Well, hello! I’m still here. (I need to make myself remember this blog is for posting stuff in again.)
The folks over at Bethesda Softworks put up a post about iterative design. While the focus is on level design in particular, it is an awesome breakdown on the iterative process in general. I think that if I had to adhere to a design philosophy for game development, it would be the iterative process. You want your game to be fun and you want to drop ideas that aren’t and emphasize ideas that are. You can only do that if you get feedback early in development so you don’t rip up too much work. (Or release a boring game.)
Read it. It’s long, but do it! It’s good stuff.
What makes a good story?
I’m back. I’m on a roll. This will be the culmination of everything I’ve explained up to now, so let’s get to it! I rhetorically ask you again, what makes a good story? Actually, we should be asking, “What makes up a story?” On second thought, maybe it should be, “What is a story?” Continue reading
What makes a good game, again?

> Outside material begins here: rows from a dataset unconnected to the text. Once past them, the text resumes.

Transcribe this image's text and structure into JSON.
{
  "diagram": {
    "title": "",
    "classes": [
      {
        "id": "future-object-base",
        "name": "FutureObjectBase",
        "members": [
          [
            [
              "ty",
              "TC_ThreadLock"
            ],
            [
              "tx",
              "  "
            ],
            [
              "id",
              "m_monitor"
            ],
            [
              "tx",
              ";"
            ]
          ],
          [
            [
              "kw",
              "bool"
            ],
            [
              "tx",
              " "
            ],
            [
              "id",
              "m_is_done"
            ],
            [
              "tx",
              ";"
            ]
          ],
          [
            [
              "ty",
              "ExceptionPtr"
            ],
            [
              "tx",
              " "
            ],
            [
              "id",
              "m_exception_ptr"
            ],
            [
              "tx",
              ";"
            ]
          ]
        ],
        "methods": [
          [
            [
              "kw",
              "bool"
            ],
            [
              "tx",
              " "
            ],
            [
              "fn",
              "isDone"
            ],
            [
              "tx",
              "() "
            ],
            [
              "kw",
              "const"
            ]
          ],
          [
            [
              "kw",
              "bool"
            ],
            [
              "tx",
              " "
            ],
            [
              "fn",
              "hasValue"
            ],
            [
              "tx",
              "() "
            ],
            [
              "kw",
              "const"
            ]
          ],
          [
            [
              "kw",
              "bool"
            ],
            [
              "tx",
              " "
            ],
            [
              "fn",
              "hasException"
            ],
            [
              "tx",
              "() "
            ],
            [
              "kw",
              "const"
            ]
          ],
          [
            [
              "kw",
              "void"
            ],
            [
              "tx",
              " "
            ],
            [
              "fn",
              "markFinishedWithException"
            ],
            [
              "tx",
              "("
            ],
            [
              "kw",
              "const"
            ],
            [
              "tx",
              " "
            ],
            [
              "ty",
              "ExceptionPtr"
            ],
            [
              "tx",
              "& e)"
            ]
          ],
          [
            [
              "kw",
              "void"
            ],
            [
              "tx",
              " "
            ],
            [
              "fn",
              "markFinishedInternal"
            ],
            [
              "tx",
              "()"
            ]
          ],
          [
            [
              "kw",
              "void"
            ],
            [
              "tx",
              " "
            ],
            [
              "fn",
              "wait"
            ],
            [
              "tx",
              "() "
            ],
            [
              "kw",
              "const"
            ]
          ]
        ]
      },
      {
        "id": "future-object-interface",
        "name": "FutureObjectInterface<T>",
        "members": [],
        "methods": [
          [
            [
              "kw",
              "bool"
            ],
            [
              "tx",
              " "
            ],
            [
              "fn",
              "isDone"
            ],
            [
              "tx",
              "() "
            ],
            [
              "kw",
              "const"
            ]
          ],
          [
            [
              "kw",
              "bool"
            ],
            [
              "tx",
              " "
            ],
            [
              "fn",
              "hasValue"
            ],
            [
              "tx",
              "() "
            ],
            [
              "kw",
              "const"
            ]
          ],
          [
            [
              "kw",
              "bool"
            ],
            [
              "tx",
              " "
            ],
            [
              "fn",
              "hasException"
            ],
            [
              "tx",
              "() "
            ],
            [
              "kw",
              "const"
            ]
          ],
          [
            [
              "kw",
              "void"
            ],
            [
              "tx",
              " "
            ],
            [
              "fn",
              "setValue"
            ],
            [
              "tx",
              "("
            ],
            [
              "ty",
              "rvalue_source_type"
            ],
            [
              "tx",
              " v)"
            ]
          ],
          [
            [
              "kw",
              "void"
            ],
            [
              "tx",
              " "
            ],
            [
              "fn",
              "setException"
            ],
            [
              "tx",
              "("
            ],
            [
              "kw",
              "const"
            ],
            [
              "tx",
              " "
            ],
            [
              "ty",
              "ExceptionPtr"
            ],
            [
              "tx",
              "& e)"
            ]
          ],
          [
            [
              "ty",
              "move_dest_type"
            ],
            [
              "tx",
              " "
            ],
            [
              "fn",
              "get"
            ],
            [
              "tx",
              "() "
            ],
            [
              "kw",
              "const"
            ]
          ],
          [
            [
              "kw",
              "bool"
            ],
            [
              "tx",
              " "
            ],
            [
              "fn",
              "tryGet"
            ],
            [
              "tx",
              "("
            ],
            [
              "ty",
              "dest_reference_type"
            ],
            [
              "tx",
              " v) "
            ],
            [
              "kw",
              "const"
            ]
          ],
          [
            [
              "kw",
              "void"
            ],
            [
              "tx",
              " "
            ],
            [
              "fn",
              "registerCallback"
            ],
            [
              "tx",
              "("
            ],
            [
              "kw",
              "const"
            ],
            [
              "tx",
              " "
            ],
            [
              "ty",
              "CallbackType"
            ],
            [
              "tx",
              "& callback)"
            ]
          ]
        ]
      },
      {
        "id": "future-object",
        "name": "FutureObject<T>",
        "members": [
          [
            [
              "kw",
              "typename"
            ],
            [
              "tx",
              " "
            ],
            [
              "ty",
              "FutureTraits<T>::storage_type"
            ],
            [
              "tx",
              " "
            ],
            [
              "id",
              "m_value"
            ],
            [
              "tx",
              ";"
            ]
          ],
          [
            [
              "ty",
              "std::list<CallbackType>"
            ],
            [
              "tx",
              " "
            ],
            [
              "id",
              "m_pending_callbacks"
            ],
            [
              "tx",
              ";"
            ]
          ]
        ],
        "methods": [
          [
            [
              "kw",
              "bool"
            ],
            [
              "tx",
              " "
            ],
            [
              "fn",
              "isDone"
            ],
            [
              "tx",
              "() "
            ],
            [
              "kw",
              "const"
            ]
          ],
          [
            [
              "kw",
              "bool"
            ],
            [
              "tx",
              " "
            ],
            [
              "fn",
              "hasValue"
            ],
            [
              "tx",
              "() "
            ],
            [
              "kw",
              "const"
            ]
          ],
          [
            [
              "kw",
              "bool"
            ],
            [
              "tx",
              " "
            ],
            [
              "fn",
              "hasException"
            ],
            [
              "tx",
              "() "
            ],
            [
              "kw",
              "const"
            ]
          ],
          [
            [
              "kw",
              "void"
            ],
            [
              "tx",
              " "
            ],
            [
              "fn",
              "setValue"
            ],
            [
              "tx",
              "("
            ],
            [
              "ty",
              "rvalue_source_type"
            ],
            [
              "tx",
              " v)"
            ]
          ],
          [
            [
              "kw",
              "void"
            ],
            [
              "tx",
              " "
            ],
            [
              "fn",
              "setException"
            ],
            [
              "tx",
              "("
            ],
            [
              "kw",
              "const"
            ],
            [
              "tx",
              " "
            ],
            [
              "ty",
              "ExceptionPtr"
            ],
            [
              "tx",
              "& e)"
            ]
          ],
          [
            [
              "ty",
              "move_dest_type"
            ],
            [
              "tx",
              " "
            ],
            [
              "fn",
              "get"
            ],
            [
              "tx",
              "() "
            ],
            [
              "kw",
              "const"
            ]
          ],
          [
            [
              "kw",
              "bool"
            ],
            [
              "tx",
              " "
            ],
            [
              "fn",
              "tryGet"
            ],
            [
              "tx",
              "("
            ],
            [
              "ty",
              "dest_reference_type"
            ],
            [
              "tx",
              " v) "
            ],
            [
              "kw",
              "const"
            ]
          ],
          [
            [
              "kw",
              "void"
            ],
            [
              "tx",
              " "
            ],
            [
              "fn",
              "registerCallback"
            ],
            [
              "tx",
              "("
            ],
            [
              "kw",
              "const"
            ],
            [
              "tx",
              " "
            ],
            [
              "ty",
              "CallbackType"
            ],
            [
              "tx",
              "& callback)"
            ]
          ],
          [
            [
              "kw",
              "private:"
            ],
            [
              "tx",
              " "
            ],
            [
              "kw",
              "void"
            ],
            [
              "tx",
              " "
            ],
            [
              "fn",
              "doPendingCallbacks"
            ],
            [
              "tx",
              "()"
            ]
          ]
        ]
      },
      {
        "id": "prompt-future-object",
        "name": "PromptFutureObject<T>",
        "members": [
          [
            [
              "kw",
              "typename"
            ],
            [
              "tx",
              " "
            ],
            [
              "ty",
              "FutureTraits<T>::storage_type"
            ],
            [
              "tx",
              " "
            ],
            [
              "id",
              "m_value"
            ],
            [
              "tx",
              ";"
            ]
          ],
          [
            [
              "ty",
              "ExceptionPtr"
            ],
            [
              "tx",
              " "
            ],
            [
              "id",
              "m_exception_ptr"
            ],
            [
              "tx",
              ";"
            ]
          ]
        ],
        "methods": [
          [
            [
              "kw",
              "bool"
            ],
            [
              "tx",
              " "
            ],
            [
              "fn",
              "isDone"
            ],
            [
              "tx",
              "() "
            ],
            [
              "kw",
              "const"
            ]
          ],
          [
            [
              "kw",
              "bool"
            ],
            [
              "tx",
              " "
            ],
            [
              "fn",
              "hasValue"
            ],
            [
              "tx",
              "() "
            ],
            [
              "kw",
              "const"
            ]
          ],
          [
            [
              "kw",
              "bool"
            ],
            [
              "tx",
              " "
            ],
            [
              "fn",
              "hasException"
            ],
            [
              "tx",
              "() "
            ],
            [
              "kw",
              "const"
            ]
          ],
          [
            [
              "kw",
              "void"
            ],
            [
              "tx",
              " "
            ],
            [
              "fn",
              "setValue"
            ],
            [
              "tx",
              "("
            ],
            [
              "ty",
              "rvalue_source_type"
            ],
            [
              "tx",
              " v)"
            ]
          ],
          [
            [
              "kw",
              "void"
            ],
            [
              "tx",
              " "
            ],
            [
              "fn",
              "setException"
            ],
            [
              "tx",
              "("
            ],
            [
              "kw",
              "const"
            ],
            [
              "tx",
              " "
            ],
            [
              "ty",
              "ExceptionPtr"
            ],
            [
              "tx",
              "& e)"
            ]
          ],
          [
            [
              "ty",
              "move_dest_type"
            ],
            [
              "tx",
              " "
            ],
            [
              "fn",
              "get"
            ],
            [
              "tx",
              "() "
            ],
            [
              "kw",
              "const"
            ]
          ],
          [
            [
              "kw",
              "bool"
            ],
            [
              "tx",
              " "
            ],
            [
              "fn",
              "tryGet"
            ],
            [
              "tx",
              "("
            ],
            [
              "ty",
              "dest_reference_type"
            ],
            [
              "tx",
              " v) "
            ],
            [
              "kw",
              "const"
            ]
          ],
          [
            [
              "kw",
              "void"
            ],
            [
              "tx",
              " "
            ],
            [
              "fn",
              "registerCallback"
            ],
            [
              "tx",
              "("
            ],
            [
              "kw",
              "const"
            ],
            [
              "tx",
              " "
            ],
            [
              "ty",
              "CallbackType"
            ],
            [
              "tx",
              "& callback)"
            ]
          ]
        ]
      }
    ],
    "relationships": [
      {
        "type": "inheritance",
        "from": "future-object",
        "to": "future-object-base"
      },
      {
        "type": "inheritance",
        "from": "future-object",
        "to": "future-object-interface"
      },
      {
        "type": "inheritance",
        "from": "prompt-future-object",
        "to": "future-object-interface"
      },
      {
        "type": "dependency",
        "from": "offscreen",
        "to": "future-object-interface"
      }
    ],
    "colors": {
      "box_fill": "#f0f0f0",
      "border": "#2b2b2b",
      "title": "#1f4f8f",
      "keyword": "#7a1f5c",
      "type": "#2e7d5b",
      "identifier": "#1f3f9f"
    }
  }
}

So, to recap the last post, I’ve outlined what I think makes a good game. Choice does. Give people choices. Give them interaction. That will make your game good. If your game has neither, then why is it a game? Out of the two basic types of games, sandbox and story-driven, I think sandbox is the purest form of game. But a game without a story has no direction. The game will work as long as people can come up with their own direction. Minecraft comes to mind. It has no story, but players create their own goals. Survive the first night. Find diamonds. Find the dungeon. Defeat the Ender Dragon. Maybe they’ll install a mod like Tekkit to give them specialized goals. Build a quarry. Build a nuclear reactor. Build a Red Matter generator. It all comes down to giving people a choice of what they want to do, but there has to be something for them to do. Continue reading
What makes a good game?
This is the ultimate question in game development. Everyone thinks they have the answer to this, otherwise they wouldn’t be making the games they make. There are objective things to look for like if the controls even work or if the game crashes or if you can adjust graphics quality on a PC or any number of functional, code-level stuff that makes a game “good.” What I’m after are the subjective things. Ya’know, the ones everyone gets upset about when you question them because people can’t come up with a reason other than “it’s art.” (Is my cynicism showing? Sorry.) Continue reading